● **Aim of the task**: Should a line in the entries below contain "Alıcı", return that line.

Data records for software interfaces:
═══

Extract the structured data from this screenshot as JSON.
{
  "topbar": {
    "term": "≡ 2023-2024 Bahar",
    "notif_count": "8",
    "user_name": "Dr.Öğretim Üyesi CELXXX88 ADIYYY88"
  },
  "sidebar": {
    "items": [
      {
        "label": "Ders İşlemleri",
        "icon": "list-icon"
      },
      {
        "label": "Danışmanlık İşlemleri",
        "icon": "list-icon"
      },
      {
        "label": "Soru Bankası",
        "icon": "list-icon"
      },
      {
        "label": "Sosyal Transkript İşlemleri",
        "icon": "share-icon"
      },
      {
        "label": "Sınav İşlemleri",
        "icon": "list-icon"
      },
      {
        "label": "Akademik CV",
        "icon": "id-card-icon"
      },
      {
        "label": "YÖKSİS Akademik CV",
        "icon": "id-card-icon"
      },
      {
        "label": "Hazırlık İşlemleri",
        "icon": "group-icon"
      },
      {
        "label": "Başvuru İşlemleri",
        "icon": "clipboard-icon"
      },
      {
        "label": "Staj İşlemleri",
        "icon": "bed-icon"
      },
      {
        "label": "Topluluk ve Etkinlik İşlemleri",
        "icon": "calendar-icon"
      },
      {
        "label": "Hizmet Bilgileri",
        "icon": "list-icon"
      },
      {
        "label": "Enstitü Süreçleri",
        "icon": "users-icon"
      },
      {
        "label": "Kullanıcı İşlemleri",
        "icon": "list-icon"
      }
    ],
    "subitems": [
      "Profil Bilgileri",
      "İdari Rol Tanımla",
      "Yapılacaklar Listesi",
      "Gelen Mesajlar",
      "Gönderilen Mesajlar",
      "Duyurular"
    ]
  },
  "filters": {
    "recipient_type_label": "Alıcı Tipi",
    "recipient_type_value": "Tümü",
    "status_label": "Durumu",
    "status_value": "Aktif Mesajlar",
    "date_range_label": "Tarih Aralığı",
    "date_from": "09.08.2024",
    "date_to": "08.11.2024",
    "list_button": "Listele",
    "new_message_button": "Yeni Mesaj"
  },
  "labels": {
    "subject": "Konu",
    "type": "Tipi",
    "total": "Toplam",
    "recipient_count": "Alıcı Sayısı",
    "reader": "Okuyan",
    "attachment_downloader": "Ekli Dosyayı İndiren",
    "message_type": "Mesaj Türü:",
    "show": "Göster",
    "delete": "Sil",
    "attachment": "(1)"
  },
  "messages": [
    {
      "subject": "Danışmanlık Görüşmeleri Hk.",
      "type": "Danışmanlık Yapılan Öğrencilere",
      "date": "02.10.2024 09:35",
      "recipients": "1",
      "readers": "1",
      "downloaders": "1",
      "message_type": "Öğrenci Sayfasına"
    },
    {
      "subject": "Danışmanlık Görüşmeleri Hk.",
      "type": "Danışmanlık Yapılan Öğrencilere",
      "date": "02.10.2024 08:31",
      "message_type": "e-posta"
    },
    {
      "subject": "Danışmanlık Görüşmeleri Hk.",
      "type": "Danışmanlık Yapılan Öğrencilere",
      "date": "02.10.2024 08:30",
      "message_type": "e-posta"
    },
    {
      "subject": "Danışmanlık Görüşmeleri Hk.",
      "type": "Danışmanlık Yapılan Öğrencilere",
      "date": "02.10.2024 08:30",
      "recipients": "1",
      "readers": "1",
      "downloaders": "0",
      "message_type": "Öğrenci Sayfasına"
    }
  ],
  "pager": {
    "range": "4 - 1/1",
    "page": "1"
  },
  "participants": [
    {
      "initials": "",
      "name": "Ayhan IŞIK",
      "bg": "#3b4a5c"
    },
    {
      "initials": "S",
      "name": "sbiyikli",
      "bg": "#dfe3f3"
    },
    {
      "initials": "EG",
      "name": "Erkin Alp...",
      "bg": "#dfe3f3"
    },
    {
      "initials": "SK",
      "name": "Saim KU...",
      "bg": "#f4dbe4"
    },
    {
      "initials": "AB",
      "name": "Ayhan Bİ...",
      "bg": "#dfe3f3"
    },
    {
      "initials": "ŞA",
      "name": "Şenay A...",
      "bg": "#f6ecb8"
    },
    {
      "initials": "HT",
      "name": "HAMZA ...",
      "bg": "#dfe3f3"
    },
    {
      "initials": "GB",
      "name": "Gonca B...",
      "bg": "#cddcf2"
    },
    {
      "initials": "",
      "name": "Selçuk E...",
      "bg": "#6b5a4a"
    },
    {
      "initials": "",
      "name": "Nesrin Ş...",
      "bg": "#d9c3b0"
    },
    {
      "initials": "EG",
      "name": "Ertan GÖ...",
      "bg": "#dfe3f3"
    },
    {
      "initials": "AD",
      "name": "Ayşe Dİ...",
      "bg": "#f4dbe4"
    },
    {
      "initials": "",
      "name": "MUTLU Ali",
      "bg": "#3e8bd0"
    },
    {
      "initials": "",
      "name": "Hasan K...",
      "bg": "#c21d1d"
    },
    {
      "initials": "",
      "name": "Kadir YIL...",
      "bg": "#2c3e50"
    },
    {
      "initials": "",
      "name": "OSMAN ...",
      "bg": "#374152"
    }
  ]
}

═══

● **Answer box**:
    "recipient_type_label": "Alıcı Tipi",
    "recipient_count": "Alıcı Sayısı",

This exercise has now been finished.